_ASSIGNMENT_.
Read the records and gather each line that includes "should".

_MATERIAL SHOWN_.
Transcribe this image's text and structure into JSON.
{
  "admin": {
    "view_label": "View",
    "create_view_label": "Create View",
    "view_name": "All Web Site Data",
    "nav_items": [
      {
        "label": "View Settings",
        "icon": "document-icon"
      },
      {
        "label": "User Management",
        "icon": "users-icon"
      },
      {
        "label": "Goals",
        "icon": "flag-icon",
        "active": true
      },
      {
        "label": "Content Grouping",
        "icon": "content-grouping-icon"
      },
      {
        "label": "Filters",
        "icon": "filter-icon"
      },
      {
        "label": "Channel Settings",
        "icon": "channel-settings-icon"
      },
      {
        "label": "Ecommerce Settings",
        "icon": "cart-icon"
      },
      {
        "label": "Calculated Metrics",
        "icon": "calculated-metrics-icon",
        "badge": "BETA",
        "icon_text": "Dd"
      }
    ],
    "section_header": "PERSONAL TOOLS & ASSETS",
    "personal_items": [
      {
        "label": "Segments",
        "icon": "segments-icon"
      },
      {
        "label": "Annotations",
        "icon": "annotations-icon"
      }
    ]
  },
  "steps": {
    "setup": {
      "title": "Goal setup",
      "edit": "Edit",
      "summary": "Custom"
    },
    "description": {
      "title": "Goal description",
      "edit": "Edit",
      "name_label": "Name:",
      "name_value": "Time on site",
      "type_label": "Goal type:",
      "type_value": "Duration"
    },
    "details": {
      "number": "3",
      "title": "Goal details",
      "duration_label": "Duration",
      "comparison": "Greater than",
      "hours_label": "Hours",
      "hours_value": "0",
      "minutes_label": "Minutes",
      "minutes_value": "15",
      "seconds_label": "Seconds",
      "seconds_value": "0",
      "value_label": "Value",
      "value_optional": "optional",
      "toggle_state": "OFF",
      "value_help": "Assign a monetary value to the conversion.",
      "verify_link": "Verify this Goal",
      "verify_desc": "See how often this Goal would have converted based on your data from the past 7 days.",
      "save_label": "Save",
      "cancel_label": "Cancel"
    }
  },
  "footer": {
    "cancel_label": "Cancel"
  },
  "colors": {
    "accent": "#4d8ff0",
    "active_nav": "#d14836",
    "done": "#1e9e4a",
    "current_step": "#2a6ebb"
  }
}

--

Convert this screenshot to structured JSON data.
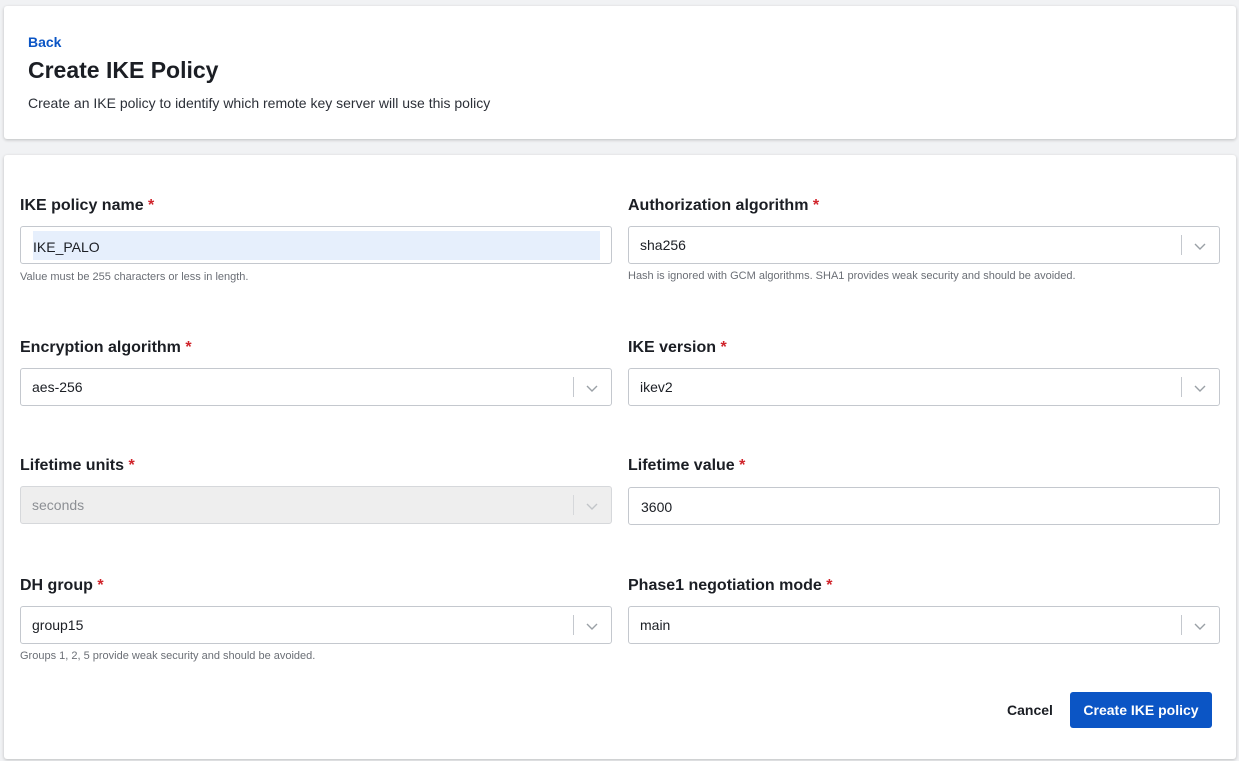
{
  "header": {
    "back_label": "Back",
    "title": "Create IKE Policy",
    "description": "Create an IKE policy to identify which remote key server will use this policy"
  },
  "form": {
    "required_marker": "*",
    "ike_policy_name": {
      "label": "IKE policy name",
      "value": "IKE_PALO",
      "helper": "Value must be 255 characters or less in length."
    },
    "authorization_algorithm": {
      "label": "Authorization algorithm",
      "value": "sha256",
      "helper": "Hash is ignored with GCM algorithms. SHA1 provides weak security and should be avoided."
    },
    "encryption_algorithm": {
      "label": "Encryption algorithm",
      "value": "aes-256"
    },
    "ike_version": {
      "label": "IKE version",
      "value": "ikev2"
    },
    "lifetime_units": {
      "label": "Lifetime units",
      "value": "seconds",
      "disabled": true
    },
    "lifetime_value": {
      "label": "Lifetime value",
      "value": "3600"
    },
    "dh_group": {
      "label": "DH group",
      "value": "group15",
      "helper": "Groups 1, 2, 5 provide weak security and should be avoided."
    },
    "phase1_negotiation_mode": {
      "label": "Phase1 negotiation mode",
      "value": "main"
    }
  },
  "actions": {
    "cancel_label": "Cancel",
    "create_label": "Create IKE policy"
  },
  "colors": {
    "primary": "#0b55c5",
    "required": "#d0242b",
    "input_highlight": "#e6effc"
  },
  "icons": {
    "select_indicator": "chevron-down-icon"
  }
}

_WORKED SOLUTION_.
      "helper": "Hash is ignored with GCM algorithms. SHA1 provides weak security and should be avoided."
      "helper": "Groups 1, 2, 5 provide weak security and should be avoided."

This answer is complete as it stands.